Data records for software interfaces:
####
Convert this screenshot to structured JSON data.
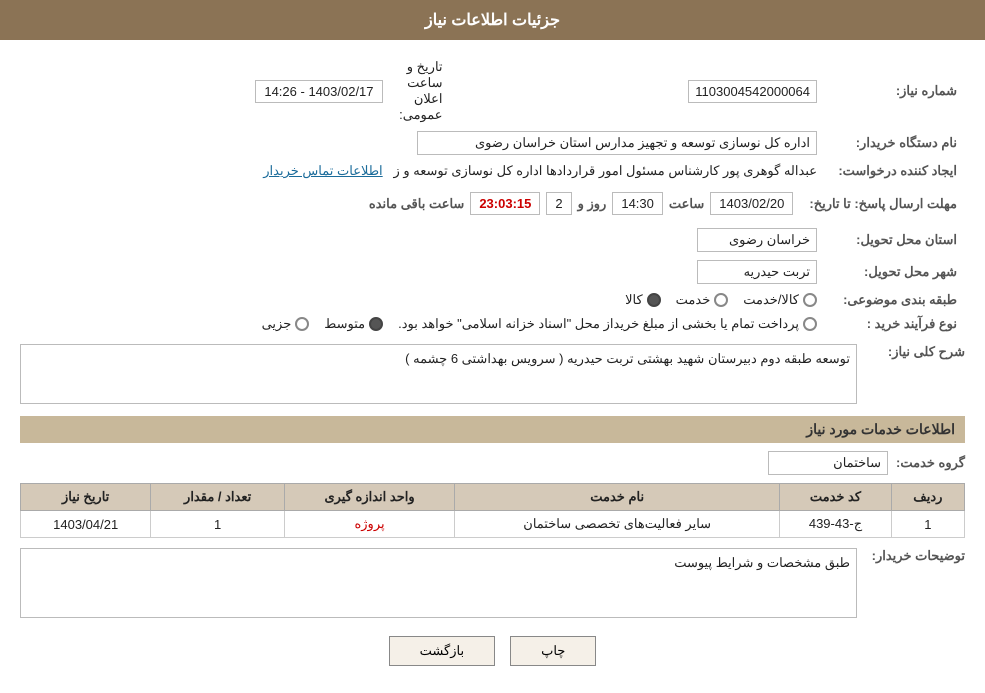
{
  "header": {
    "title": "جزئیات اطلاعات نیاز"
  },
  "fields": {
    "need_number_label": "شماره نیاز:",
    "need_number_value": "1103004542000064",
    "buyer_org_label": "نام دستگاه خریدار:",
    "buyer_org_value": "اداره کل نوسازی  توسعه و تجهیز مدارس استان خراسان رضوی",
    "creator_label": "ایجاد کننده درخواست:",
    "creator_value": "عبداله گوهری پور کارشناس مسئول امور قراردادها  اداره کل نوسازی  توسعه و ز",
    "creator_link": "اطلاعات تماس خریدار",
    "send_date_label": "مهلت ارسال پاسخ: تا تاریخ:",
    "announce_datetime_label": "تاریخ و ساعت اعلان عمومی:",
    "announce_datetime_value": "1403/02/17 - 14:26",
    "deadline_date_value": "1403/02/20",
    "deadline_time_label": "ساعت",
    "deadline_time_value": "14:30",
    "deadline_day_label": "روز و",
    "deadline_day_value": "2",
    "deadline_remain_label": "ساعت باقی مانده",
    "deadline_remain_value": "23:03:15",
    "province_label": "استان محل تحویل:",
    "province_value": "خراسان رضوی",
    "city_label": "شهر محل تحویل:",
    "city_value": "تربت حیدریه",
    "category_label": "طبقه بندی موضوعی:",
    "category_options": [
      {
        "label": "کالا",
        "selected": true
      },
      {
        "label": "خدمت",
        "selected": false
      },
      {
        "label": "کالا/خدمت",
        "selected": false
      }
    ],
    "purchase_type_label": "نوع فرآیند خرید :",
    "purchase_type_options": [
      {
        "label": "جزیی",
        "selected": false
      },
      {
        "label": "متوسط",
        "selected": true
      },
      {
        "label": "پرداخت تمام یا بخشی از مبلغ خریداز محل \"اسناد خزانه اسلامی\" خواهد بود.",
        "selected": false
      }
    ],
    "general_desc_label": "شرح کلی نیاز:",
    "general_desc_value": "توسعه طبقه دوم دبیرستان شهید بهشتی تربت حیدریه ( سرویس بهداشتی 6 چشمه )",
    "services_label": "اطلاعات خدمات مورد نیاز",
    "group_service_label": "گروه خدمت:",
    "group_service_value": "ساختمان",
    "table_headers": [
      "ردیف",
      "کد خدمت",
      "نام خدمت",
      "واحد اندازه گیری",
      "تعداد / مقدار",
      "تاریخ نیاز"
    ],
    "table_rows": [
      {
        "row": "1",
        "code": "ج-43-439",
        "name": "سایر فعالیت‌های تخصصی ساختمان",
        "unit": "پروژه",
        "quantity": "1",
        "date": "1403/04/21"
      }
    ],
    "buyer_desc_label": "توضیحات خریدار:",
    "buyer_desc_value": "طبق مشخصات و شرایط پیوست",
    "btn_print": "چاپ",
    "btn_back": "بازگشت"
  }
}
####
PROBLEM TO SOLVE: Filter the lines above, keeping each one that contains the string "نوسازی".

OUTPUT BELOW:
    "buyer_org_value": "اداره کل نوسازی  توسعه و تجهیز مدارس استان خراسان رضوی",
    "creator_value": "عبداله گوهری پور کارشناس مسئول امور قراردادها  اداره کل نوسازی  توسعه و ز",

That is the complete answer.